My name is Caitlin Craigie and I am a Future Me graduate in Corporate Banking.
I joined ASB in February 2015, having previously studied law and science at Victoria University. Having been raised in Christchurch, becoming an Aucklander was a somewhat controversial life decision but having thoroughly enjoyed my first year here, I am confident that I made the correct call. One aspect of the graduate programme that has really stood out for me has been the focus on professional development, and so I would like to share my personal experiences.
Each year the graduates receive the profiles of ASB staff throughout the business that have volunteered to give their time to mentor a graduate. Having a mentor has given me the opportunity to learn more about other areas of the bank, to have my thinking challenged, to map out my short-term and long-term career ambitions, and ask candid questions with confidentiality assured.
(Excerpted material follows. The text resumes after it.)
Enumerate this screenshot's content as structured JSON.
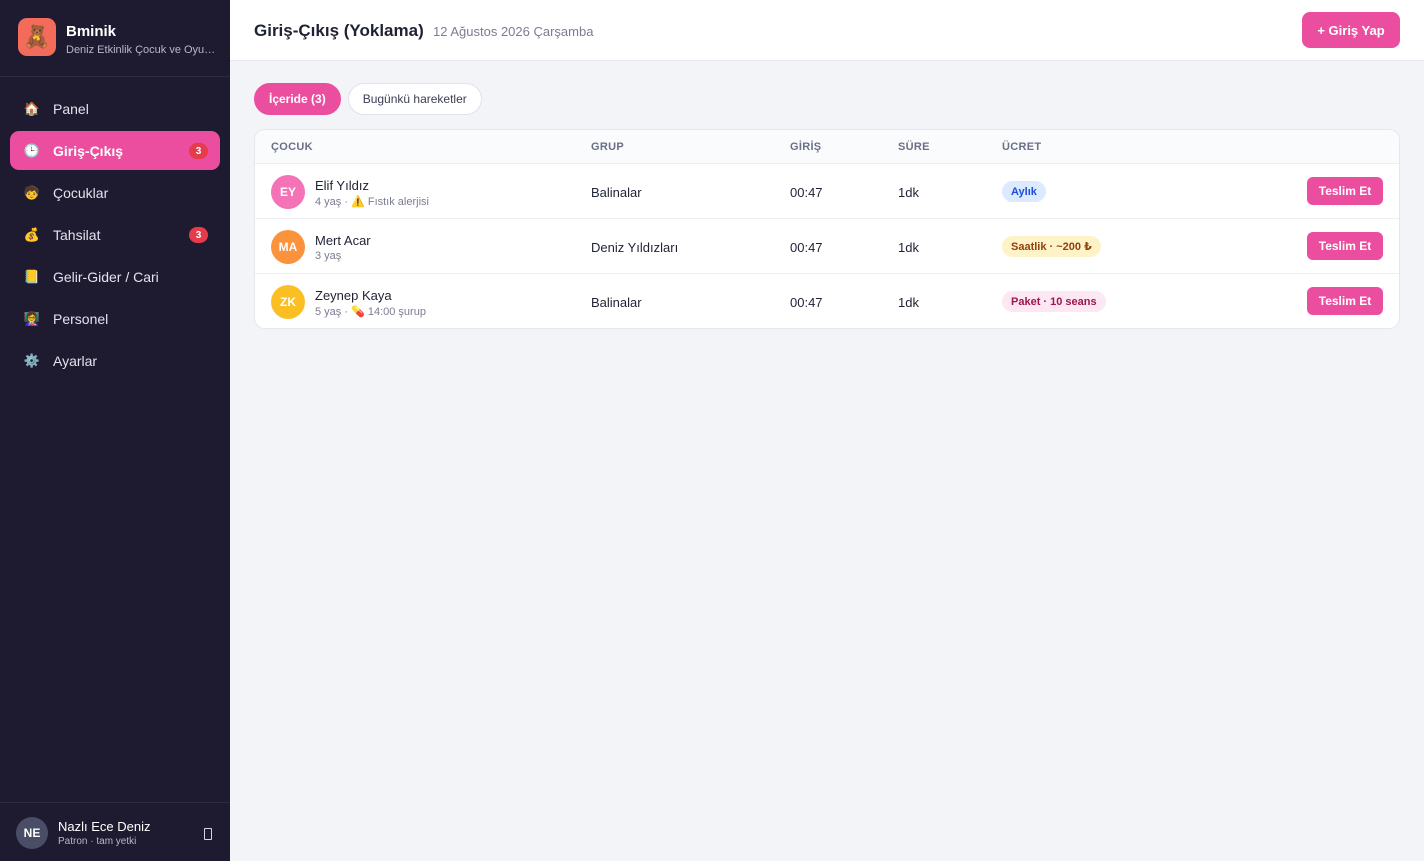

We are encouraged to seek out multiple mentors so that we can find the ones that we click with best.
One aspect of working in a large organisation that can be challenging is being able to keep track of all the names and faces. One incident that motivated me to seek advice on this issue was when a colleague in the elevator asked me to send him a copy of a report I had written, only for me to agree and then later realise typing “male, 40s, brown hair” into the Outlook recipients bar probably wasn’t going to find me his name! You can bank on the fact that a minor sleuth mission ensued to reveal his identity. My mentor was able to provide practical strategies for recalling names, suggested staff members with a strong networking record who might have additional tips, and informed me of tools that could be useful such as internal organisational charts.
The Shared Learning Project
In the first year of the programme, all Future Me graduates participate in a Shared Learning Project (SLP). We split into teams and seek to respond to a specific question/challenge raised by a stakeholder in the business. We are given three months to plan, research, suggest a solution and present this to the Executive Leadership Team (ELT).
In many regards the process is considered to be as important as the response. During my own project, I learnt so much about how the business operated as I interviewed around 20 people across the business about the current tools and projects they have that were relevant to our project’s aim. Upon reflection, my biggest takeaway was the power of collaborating rather than competing. Our response was far stronger when we moved away from proposing an entirely new initiative and instead proposed a strategy that incorporated many of the current initiatives.
The SLP was also a great way to learn more about ourselves as individuals. The learnings ranged from the speed at which we prefer to make decisions to our tendency to veer towards big-picture thinking versus honing in on the details. As team leader, I had to learn to balance my own personal preferences with those of the wider team. For example, even though my natural approach is to discuss topics and make the associated decisions in quick succession, I needed to instead summarise the discussion and give the team longer to mull over the options.
Only through receiving feedback during our dry runs for our presentation did I learn of my tendencies to violently gesticulate (and the associated risk of literal eye contact) and talk rapidly enough to consider rapping as a fall-back career path. This reinforced the importance of extensive preparation and we were very pleased to receive positive feedback from the ELT in our final presentation.
Training and off-sites
Each Future Me graduate is provided with an introduction to the major systems used by ASB, as well as additional training following discussions with our managers. Having come from a non-commerce background, I was pleased with the targeted training ASB provided me to help remove the angst out of finance.
Every six months the graduates participate in full-day off-sites. The agenda of these off-sites can range from sharing our experiences, to mapping out our personalities, to soft skill training on topics such as running effective meetings.
I have really benefitted from these professional development processes, and they don’t even touch the surface of the opportunities we have at ASB. We’re continually given chances to grow and develop our skills; whether that’s through challenging rotations, attending industry conferences or even being challenged in our thinking as we discuss new ideas. Thanks to ASB and the Future Me community for making this all possible.